Source records
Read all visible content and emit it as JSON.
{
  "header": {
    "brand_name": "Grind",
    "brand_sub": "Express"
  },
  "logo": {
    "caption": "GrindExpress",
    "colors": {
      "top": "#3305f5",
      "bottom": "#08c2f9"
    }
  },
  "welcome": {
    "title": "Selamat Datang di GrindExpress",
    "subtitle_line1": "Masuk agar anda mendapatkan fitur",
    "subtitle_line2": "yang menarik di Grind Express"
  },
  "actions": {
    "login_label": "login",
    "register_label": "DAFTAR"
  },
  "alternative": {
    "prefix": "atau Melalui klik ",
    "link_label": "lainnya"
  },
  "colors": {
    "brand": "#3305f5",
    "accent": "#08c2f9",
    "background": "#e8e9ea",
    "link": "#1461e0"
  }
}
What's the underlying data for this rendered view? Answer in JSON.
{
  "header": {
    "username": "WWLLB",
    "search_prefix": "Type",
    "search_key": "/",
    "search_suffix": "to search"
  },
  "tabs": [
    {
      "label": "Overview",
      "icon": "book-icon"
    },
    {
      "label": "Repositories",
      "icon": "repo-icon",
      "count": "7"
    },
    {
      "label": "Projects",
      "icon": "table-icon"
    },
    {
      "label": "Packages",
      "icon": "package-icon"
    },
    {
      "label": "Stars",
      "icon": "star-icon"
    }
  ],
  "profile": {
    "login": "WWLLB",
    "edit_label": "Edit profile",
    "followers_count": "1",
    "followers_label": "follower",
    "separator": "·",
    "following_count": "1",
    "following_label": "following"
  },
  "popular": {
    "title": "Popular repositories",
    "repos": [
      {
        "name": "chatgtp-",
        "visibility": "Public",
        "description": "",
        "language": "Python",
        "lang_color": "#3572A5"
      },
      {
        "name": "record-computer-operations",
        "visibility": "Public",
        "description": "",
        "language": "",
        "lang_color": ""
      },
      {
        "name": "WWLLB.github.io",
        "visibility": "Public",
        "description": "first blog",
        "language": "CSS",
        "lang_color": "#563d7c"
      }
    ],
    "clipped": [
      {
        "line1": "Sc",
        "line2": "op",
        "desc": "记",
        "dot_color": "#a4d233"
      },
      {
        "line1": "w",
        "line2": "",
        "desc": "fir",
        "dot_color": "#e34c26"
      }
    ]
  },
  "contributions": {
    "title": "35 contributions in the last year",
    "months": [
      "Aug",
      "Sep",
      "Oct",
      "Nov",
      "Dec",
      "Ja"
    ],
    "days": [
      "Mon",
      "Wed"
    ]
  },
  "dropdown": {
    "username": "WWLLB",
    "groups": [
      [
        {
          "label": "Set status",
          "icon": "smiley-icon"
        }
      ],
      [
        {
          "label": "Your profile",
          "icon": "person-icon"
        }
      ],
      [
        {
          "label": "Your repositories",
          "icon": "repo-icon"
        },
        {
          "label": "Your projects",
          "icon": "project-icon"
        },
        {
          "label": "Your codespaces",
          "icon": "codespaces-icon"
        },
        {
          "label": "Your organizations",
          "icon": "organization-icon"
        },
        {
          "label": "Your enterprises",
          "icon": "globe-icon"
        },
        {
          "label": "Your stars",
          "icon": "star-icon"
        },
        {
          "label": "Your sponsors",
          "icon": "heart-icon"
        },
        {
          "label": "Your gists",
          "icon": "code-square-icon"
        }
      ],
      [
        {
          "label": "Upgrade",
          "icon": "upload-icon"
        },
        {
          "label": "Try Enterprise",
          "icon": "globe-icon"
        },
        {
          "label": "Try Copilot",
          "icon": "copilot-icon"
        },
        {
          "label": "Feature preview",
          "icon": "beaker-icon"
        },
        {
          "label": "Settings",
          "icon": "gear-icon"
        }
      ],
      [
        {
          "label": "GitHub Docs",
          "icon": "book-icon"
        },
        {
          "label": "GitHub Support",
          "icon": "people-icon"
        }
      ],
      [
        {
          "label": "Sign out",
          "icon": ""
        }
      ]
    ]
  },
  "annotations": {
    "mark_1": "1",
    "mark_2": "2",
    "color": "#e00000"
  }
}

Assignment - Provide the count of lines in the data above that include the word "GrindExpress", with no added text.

Answer for the task - 2